The decision not to pursue charges against the officer was based on a legal concept known as mens rea or “guilty mind.” Figuratively, it refers to evil intent and is a requirement for many types of crimes. Two crimes that certainly require mens rea to be established for a conviction are first- and second-degree murder. The decision not to charge the officer boiled down to whether or not the decision to fire the weapon at the bank robber was justified. The investigation concluded that it was reasonable to discharge the weapon in that situation.
The officer chased the bank robber into a music school. One of the students was caught in the crossfire. According to the Department Chief, it is not clear from the video whether or not the teen was shot by the officer or the bank robber. If you have ever watched TV, you probably know that ballistics can tell which gun a bullet came from. The investigation would not be complete if the Police Chief did not know for a fact whose gun shot the teen. If the bank robber’s gun shot the teen, then the bank robber should be facing charges for aggravated battery or attempted murder. In this case, the Police Chief is basing the notion that either one of the two could have shot the teen based on the video as opposed to the entry wound and the bullet. Sometimes, ignorance really is bliss.
What Could Still Happen?
The teen and his family will likely sue the City of Chicago for the incident. They will claim that the officer recklessly endangered the lives of the students by discharging a weapon in their general direction. They will claim that the use of force was not justified because it put members of the public needlessly in danger. While the officer may or may not have committed a prosecutable crime, his discretion was likely compromised at the time he fired his weapon.
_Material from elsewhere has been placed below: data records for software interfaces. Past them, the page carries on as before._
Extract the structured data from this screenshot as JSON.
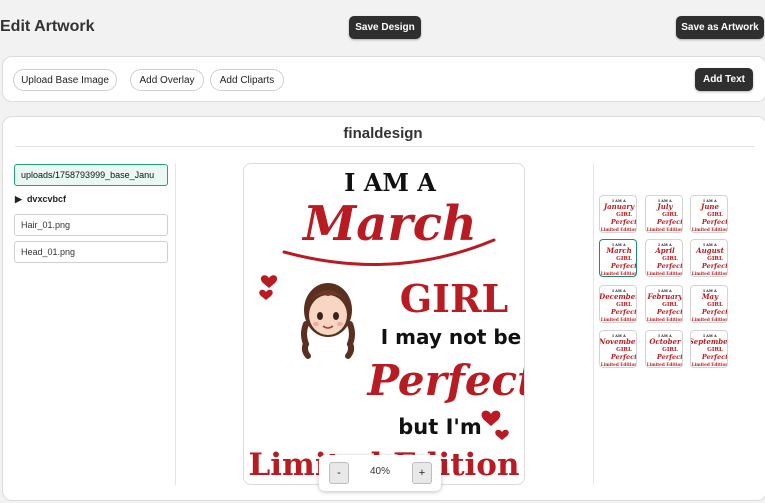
{
  "header": {
    "title": "Edit Artwork",
    "save_design": "Save Design",
    "save_as_artwork": "Save as Artwork"
  },
  "toolbar": {
    "upload_base_image": "Upload Base Image",
    "add_overlay": "Add Overlay",
    "add_cliparts": "Add Cliparts",
    "add_text": "Add Text"
  },
  "design": {
    "title": "finaldesign",
    "layers": {
      "base": "uploads/1758793999_base_Janu",
      "group": "dvxcvbcf",
      "hair": "Hair_01.png",
      "head": "Head_01.png"
    }
  },
  "artwork": {
    "line1": "I AM A",
    "month": "March",
    "line3": "GIRL",
    "line4": "I may not be",
    "line5": "Perfect",
    "line6": "but I'm",
    "line7": "Limited Edition",
    "accent_color": "#b81c22"
  },
  "zoom": {
    "minus": "-",
    "value": "40%",
    "plus": "+"
  },
  "thumbnails": [
    {
      "month": "January",
      "selected": false
    },
    {
      "month": "July",
      "selected": false
    },
    {
      "month": "June",
      "selected": false
    },
    {
      "month": "March",
      "selected": true
    },
    {
      "month": "April",
      "selected": false
    },
    {
      "month": "August",
      "selected": false
    },
    {
      "month": "December",
      "selected": false
    },
    {
      "month": "February",
      "selected": false
    },
    {
      "month": "May",
      "selected": false
    },
    {
      "month": "November",
      "selected": false
    },
    {
      "month": "October",
      "selected": false
    },
    {
      "month": "September",
      "selected": false
    }
  ],
  "thumb_text": {
    "top": "I AM A",
    "girl": "GIRL",
    "perfect": "Perfect",
    "edition": "Limited Edition"
  }
}
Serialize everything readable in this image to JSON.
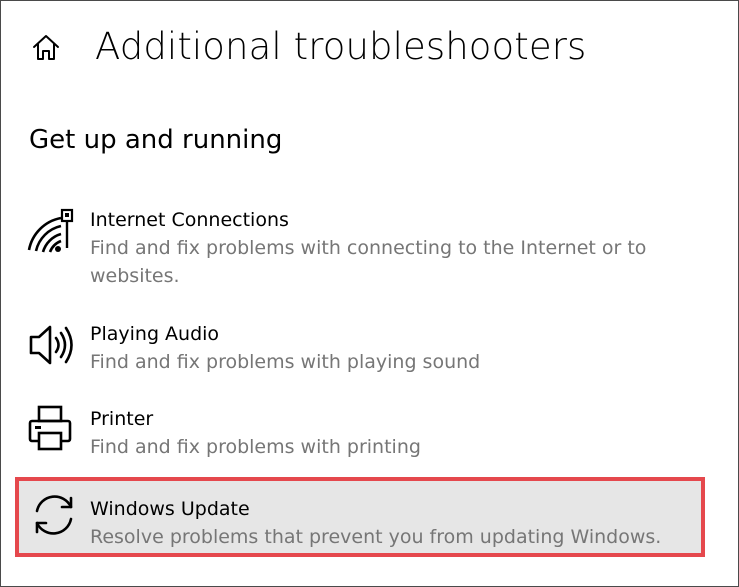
{
  "header": {
    "home_icon": "home-icon",
    "title": "Additional troubleshooters"
  },
  "section": {
    "title": "Get up and running"
  },
  "items": [
    {
      "icon": "network-signal-icon",
      "title": "Internet Connections",
      "description": "Find and fix problems with connecting to the Internet or to websites."
    },
    {
      "icon": "speaker-icon",
      "title": "Playing Audio",
      "description": "Find and fix problems with playing sound"
    },
    {
      "icon": "printer-icon",
      "title": "Printer",
      "description": "Find and fix problems with printing"
    },
    {
      "icon": "refresh-icon",
      "title": "Windows Update",
      "description": "Resolve problems that prevent you from updating Windows.",
      "selected": true
    }
  ],
  "colors": {
    "highlight_border": "#e5484d",
    "selected_background": "#e6e6e6",
    "description_text": "#767676"
  }
}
Many police officers may be crack-shots, but firing into an area with bystanders is probably not the kind of behavior you would want to encourage. Nonetheless, the investigators believed the officer’s conduct fell short of reckless endangerment or other negligence-based claims.
Typically, officers are not charged with negligence. If negligence was committed, the victim can file a personal injury lawsuit against the City. Since that remedy still exists, the police will not railroad one of their own simply because he made a split-second decision that caused harm to an innocent person.
Talk to a Chicago Criminal Defense Attorney
David Freidberg represents the interests of Chicago residents charged with serious crimes. Call our office today at (312) 560-7100 to discuss your situation in more detail and allow us to begin preparing your defense.